I dress according to my comfort level and what makes me happy. Self expression and fun are part of the picture. I don’t rely on rules or directives. If a garment or accessory pleases me, that is the criteria that I follow. If the reflection in the mirror makes me smile, out the door I go.
Would you say that at this stage of your life you are now more, or less interested in fashion, style and the way you look?
I would say that as I age, I have become more focused on my personal style. Part of this is because of my blog. I frequently and playfully put together outfits in my mind. It has helped me live with intention through difficult times and it is now part of the transformation of my life.
Why is the way you look important to you?
Putting together an outfit is creative for me and an expression of the internal, a reflection of a space in time. Because it is part of me, I want that expression to be pleasing. I dress for myself and how it makes me feel. I also feel it reflects self respect and is a way that I care for myself.
Which outfit on your site is your favorite outfit and why?
I don’t have a favorite outfit, and if I do, it changes by the time I put another ensemble together.
Do you have any style tips for women over 40 that you like to share?
Have fun and express yourself. It doesn’t have to be serious and it can add to the pleasure of life. Like eating chocolate or experimenting with a new persona. It’s not life or death and you can always change your outfit if it doesn’t please you. Creativity is life enhancing! Also, the blogs that I follow inspire me and encourage new ideas. The blogging community has much diversity of style, and because I love differences, I am enchanted by the new and interesting images that are available in an instant. I am in awe of what the blogging community has to offer. Even if it isn’t my style, I admire the art in all of its glory.

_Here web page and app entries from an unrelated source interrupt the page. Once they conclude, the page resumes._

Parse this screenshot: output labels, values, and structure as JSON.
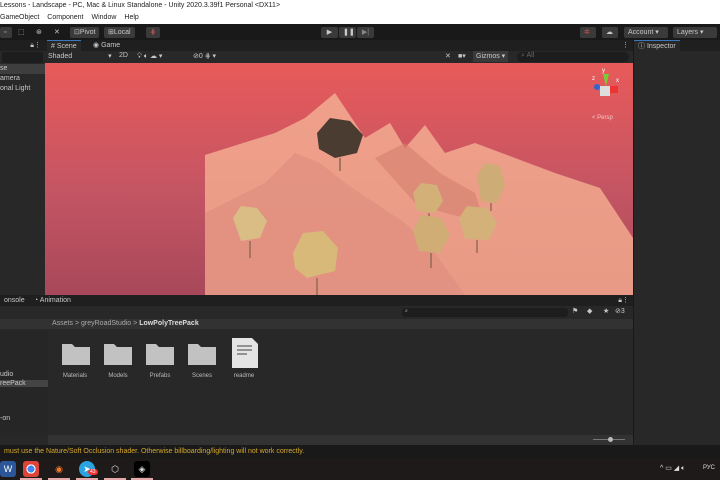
{
  "title": "Lessons - Landscape - PC, Mac & Linux Standalone - Unity 2020.3.39f1 Personal <DX11>",
  "menu": [
    "GameObject",
    "Component",
    "Window",
    "Help"
  ],
  "toolbar": {
    "pivot": "Pivot",
    "local": "Local",
    "account": "Account",
    "layers": "Layers"
  },
  "hierarchy": {
    "items": [
      "se",
      "amera",
      "onal Light"
    ]
  },
  "scene_tabs": [
    "Scene",
    "Game"
  ],
  "scene_toolbar": {
    "shading": "Shaded",
    "mode_2d": "2D",
    "hidden_count": "0",
    "gizmos": "Gizmos",
    "search_placeholder": "All"
  },
  "gizmo": {
    "y": "y",
    "x": "x",
    "z": "z",
    "persp": "< Persp"
  },
  "inspector": {
    "tab": "Inspector"
  },
  "bottom_tabs": [
    "onsole",
    "Animation"
  ],
  "project": {
    "breadcrumb": [
      "Assets",
      "greyRoadStudio",
      "LowPolyTreePack"
    ],
    "tree": [
      "udio",
      "reePack",
      "-on"
    ],
    "items": [
      {
        "name": "Materials",
        "type": "folder"
      },
      {
        "name": "Models",
        "type": "folder"
      },
      {
        "name": "Prefabs",
        "type": "folder"
      },
      {
        "name": "Scenes",
        "type": "folder"
      },
      {
        "name": "readme",
        "type": "file"
      }
    ],
    "hidden_count": "3"
  },
  "status": " must use the Nature/Soft Occlusion shader. Otherwise billboarding/lighting will not work correctly.",
  "taskbar": {
    "telegram_badge": "43",
    "lang": "РУС"
  }
}
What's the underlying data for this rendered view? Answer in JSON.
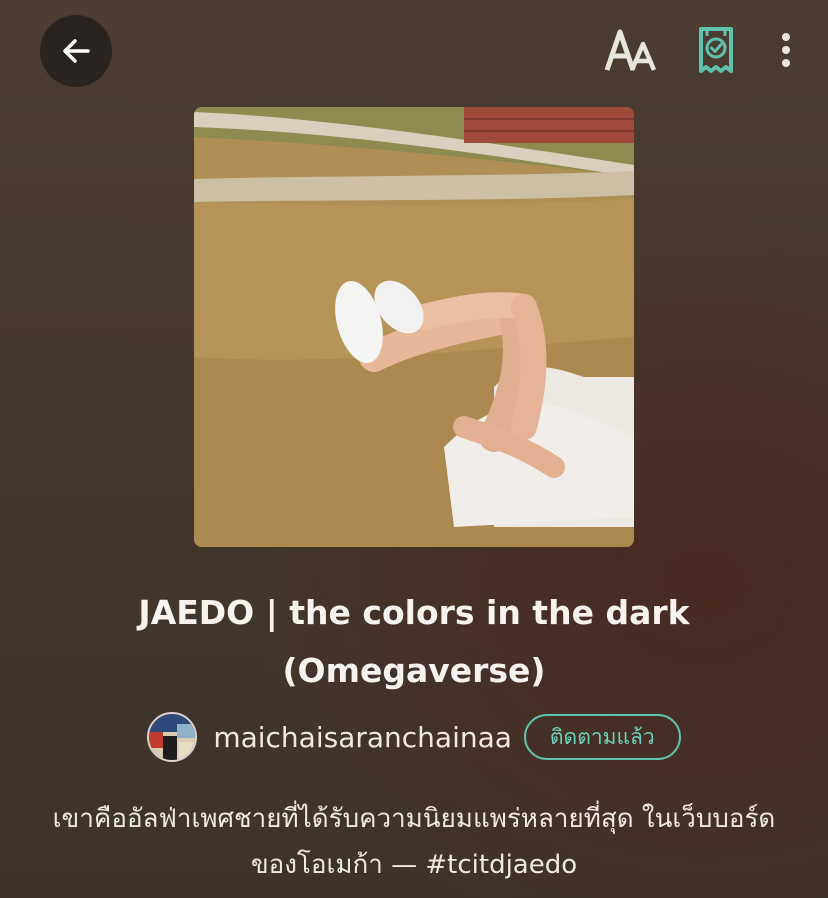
{
  "header": {
    "back_icon": "arrow-left-icon",
    "font_size_icon": "font-size-icon",
    "badge_icon": "verified-ticket-icon",
    "more_icon": "more-vertical-icon",
    "accent": "#5fc2ad"
  },
  "story": {
    "title": "JAEDO | the colors in the dark (Omegaverse)",
    "author": "maichaisaranchainaa",
    "follow_label": "ติดตามแล้ว",
    "description": "เขาคืออัลฟ่าเพศชายที่ได้รับความนิยมแพร่หลายที่สุด ในเว็บบอร์ดของโอเมก้า — #tcitdjaedo"
  }
}
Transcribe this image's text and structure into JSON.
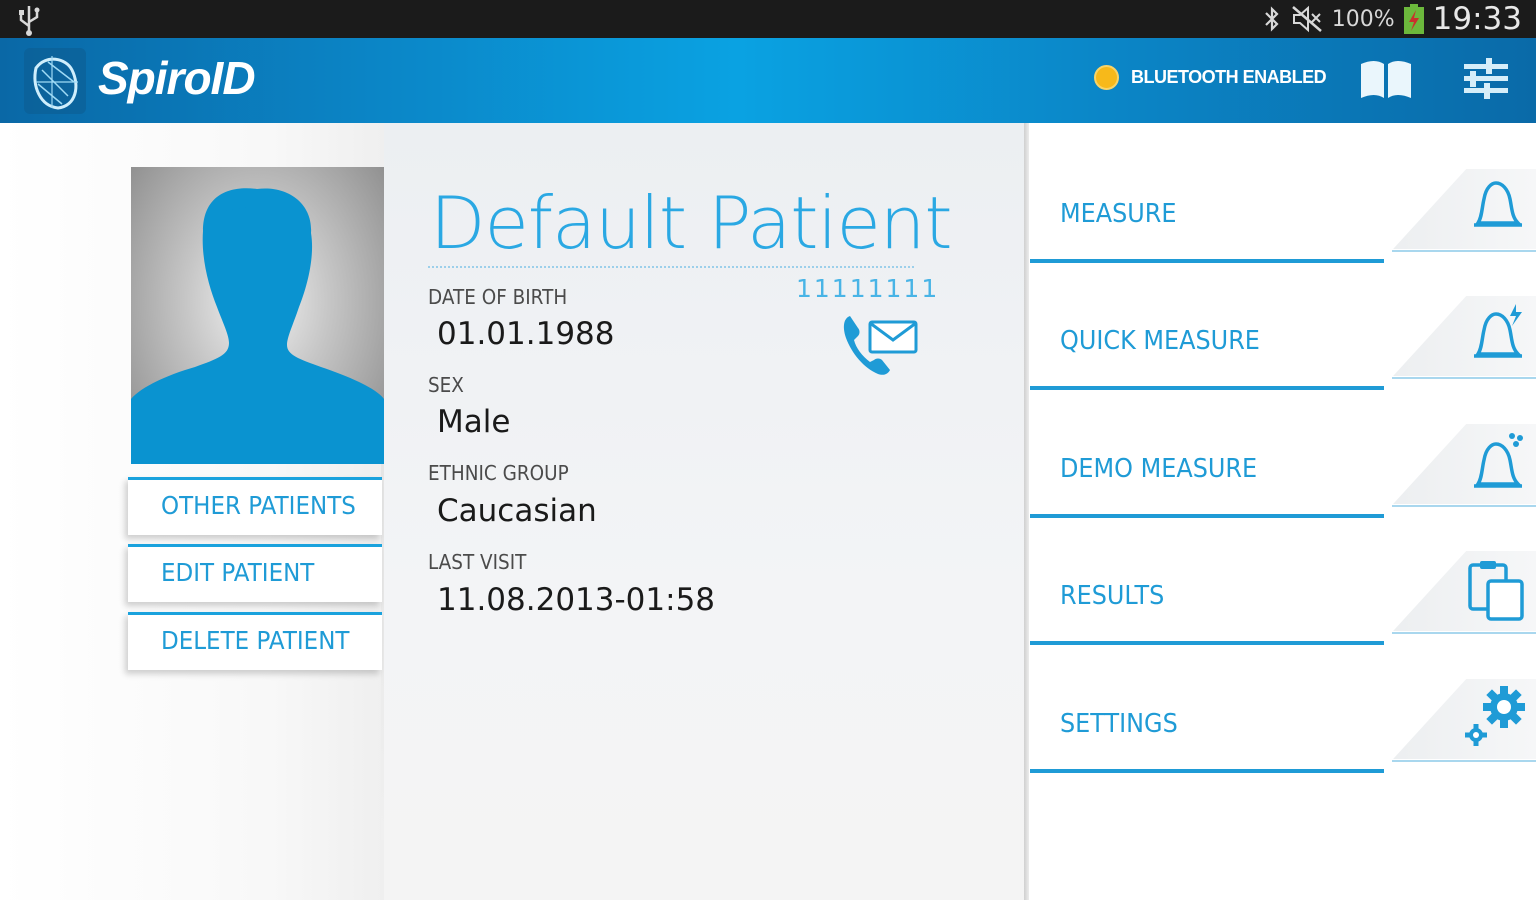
{
  "status_bar": {
    "battery_percent": "100%",
    "time": "19:33",
    "icons": [
      "usb-icon",
      "bluetooth-icon",
      "muted-icon",
      "battery-charging-icon"
    ]
  },
  "app_bar": {
    "title": "SpiroID",
    "bluetooth_status": "BLUETOOTH ENABLED",
    "bluetooth_dot_color": "#f7b91a",
    "icons": [
      "logo-icon",
      "book-icon",
      "sliders-icon"
    ]
  },
  "patient": {
    "name": "Default Patient",
    "id": "11111111",
    "fields": [
      {
        "label": "DATE OF BIRTH",
        "value": "01.01.1988"
      },
      {
        "label": "SEX",
        "value": "Male"
      },
      {
        "label": "ETHNIC GROUP",
        "value": "Caucasian"
      },
      {
        "label": "LAST VISIT",
        "value": "11.08.2013-01:58"
      }
    ]
  },
  "side_actions": [
    {
      "label": "OTHER PATIENTS"
    },
    {
      "label": "EDIT PATIENT"
    },
    {
      "label": "DELETE PATIENT"
    }
  ],
  "menu": [
    {
      "label": "MEASURE",
      "icon": "bell-icon"
    },
    {
      "label": "QUICK MEASURE",
      "icon": "bell-lightning-icon"
    },
    {
      "label": "DEMO MEASURE",
      "icon": "bell-demo-icon"
    },
    {
      "label": "RESULTS",
      "icon": "clipboard-icon"
    },
    {
      "label": "SETTINGS",
      "icon": "gears-icon"
    }
  ],
  "colors": {
    "accent": "#1f9bd6",
    "app_bar": "#0b86c7",
    "status_bar": "#1b1b1b"
  }
}
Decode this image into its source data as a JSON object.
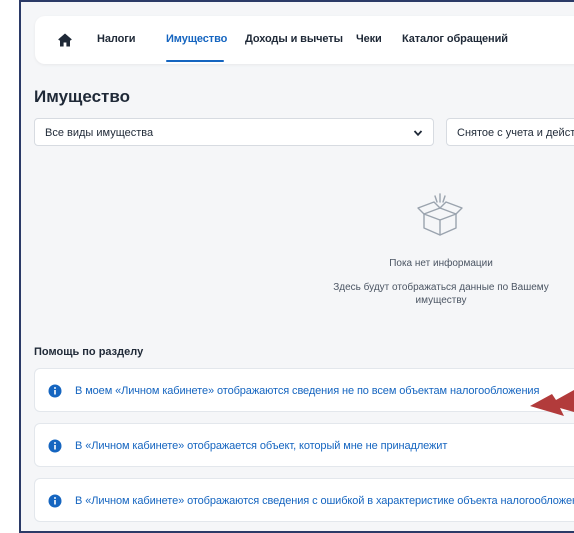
{
  "nav": {
    "items": [
      {
        "label": "Налоги",
        "active": false
      },
      {
        "label": "Имущество",
        "active": true
      },
      {
        "label": "Доходы и вычеты",
        "active": false
      },
      {
        "label": "Чеки",
        "active": false
      },
      {
        "label": "Каталог обращений",
        "active": false
      }
    ],
    "icons": {
      "home": "home-icon"
    }
  },
  "main": {
    "title": "Имущество",
    "filters": {
      "property_type": "Все виды имущества",
      "status": "Снятое с учета и действующее"
    }
  },
  "empty_state": {
    "icon": "empty-box-icon",
    "title": "Пока нет информации",
    "description": "Здесь будут отображаться данные по Вашему имуществу"
  },
  "help": {
    "title": "Помощь по разделу",
    "items": [
      "В моем «Личном кабинете» отображаются сведения не по всем объектам налогообложения",
      "В «Личном кабинете» отображается объект, который мне не принадлежит",
      "В «Личном кабинете» отображаются сведения с ошибкой в характеристике объекта налогообложения"
    ]
  },
  "colors": {
    "accent": "#1565c0",
    "background": "#f5f6f8",
    "annotation_arrow": "#b23b3b"
  }
}
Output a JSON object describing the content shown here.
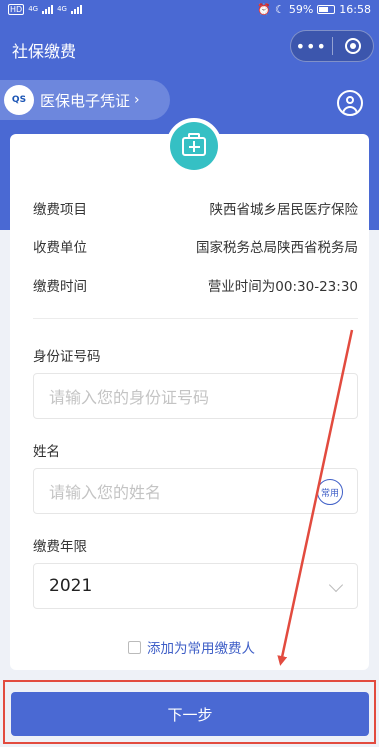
{
  "status_bar": {
    "left_indicators": "HD",
    "network_1": "4G",
    "network_2": "4G",
    "battery": "59%",
    "time": "16:58"
  },
  "nav": {
    "title": "社保缴费",
    "more_icon": "more-dots-icon",
    "close_icon": "target-icon"
  },
  "voucher": {
    "logo_text": "QS",
    "label": "医保电子凭证",
    "chevron": "›"
  },
  "info": [
    {
      "label": "缴费项目",
      "value": "陕西省城乡居民医疗保险"
    },
    {
      "label": "收费单位",
      "value": "国家税务总局陕西省税务局"
    },
    {
      "label": "缴费时间",
      "value": "营业时间为00:30-23:30"
    }
  ],
  "form": {
    "id_label": "身份证号码",
    "id_placeholder": "请输入您的身份证号码",
    "name_label": "姓名",
    "name_placeholder": "请输入您的姓名",
    "common_badge": "常用",
    "year_label": "缴费年限",
    "year_value": "2021",
    "add_payer": "添加为常用缴费人"
  },
  "next_button": "下一步",
  "colors": {
    "primary": "#4a69d3",
    "accent": "#35c0c4",
    "highlight": "#e24b3f"
  }
}
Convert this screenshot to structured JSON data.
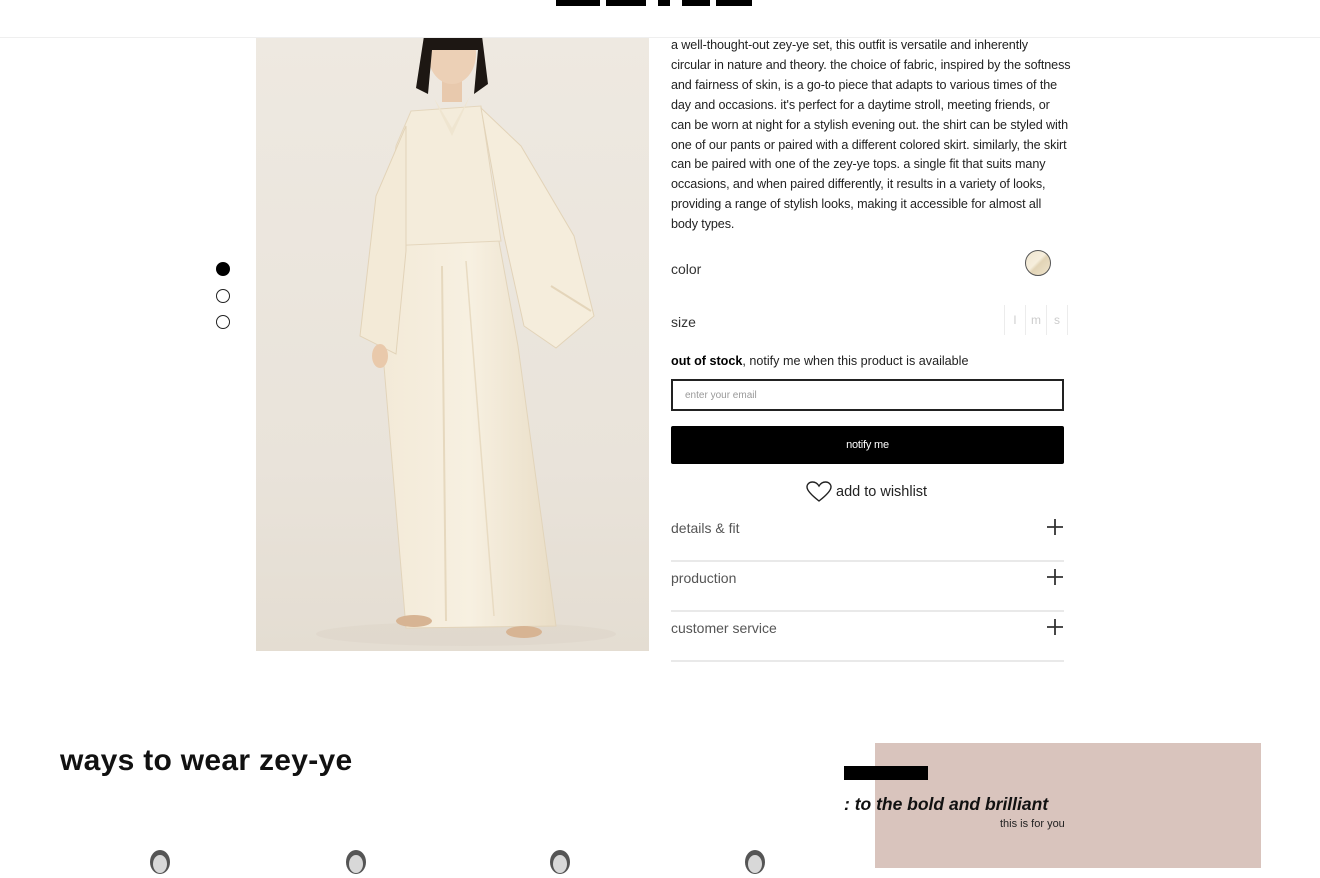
{
  "brand": {
    "logo_text": "zey-ye"
  },
  "gallery": {
    "image_count": 3,
    "active_index": 0,
    "photo_alt": "model wearing cream zey-ye shirt and wide skirt set"
  },
  "product": {
    "description": "a well-thought-out zey-ye set, this outfit is versatile and inherently circular in nature and theory. the choice of fabric, inspired by the softness and fairness of skin, is a go-to piece that adapts to various times of the day and occasions. it's perfect for a daytime stroll, meeting friends, or can be worn at night for a stylish evening out. the shirt can be styled with one of our pants or paired with a different colored skirt. similarly, the skirt can be paired with one of the zey-ye tops. a single fit that suits many occasions, and when paired differently, it results in a variety of looks, providing a range of stylish looks, making it accessible for almost all body types.",
    "color_label": "color",
    "color_swatch": "#efe4cc",
    "size_label": "size",
    "sizes": [
      "l",
      "m",
      "s"
    ],
    "stock_bold": "out of stock",
    "stock_rest": ", notify me when this product is available",
    "email_placeholder": "enter your email",
    "notify_label": "notify me",
    "wishlist_label": "add to wishlist",
    "accordion": [
      "details & fit",
      "production",
      "customer service"
    ]
  },
  "ways": {
    "title": "ways to wear zey-ye"
  },
  "promo": {
    "title": ": to the bold and brilliant",
    "subtitle": "this is for you",
    "bg_color": "#d9c4bd"
  }
}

Do you plan to continue with blogging and how do you see your blog develop over the coming years?
I plan to continue blogging until I wear my last hat. I have a rhythm now that feels comfortable and I try to avoid self pressure. I have found that I could live in the limitless blog world 24/7, as there are always new bloggers that I discover and want to follow. So I’ve had to find balance and peace with the concept that I have other activities in life that are important to me.
I have benefitted greatly from the blogging community, which includes you, Sylvia. It has been a huge support and I learn something new almost every day. I have met so many warm and wonderful people and my life has changed because of it. Another gift that blogging has brought to me is that I fell in love with writing as another form of self expression. My blog has been a lifeline during difficult times and has helped me process my grief and my transformation. I can’t imagine not having this community in my life, as it has been an integral part of the intensity of the last almost three years.
I am also aware of my mortality at this point. Health and relationships are at the top of my list. I think about how I want to spend my time, what I want to accomplish, what I want my days to look like, how I want to give back. I want to be a part of the movement to change the current perception of aging and contribute to the concept that women have value no matter their age.
Also, I have developed a line of headwear for people who have hair loss secondary to medical problems and I want to get that off the ground. I want to travel and experience the diversity of the world. And still have time to smell the roses, while wearing a hat, of course. I have learned that life turns on a dime and the paths that will present themselves are yet unknown.
Anything further you would like to add?
Thank you Sylvia, for the opportunity to express myself with this interview. I’ve enjoyed and admired your blog for a long time now, and I appreciate your warmth, sense of adventure and the information that you share with this vibrant and diverse group of bloggers that I dearly love.
Note from Sylvia: I’m sure you agree with me that there were many lessons in this interview. In fact I shared one of her quotes on my Facebook page if you like to share it. Perhaps I will have a chance to meet Judith this year and if not, then I hope her love of travel brings her to my part of the world! For now, be sure to visit her fabulous blog Style Crone!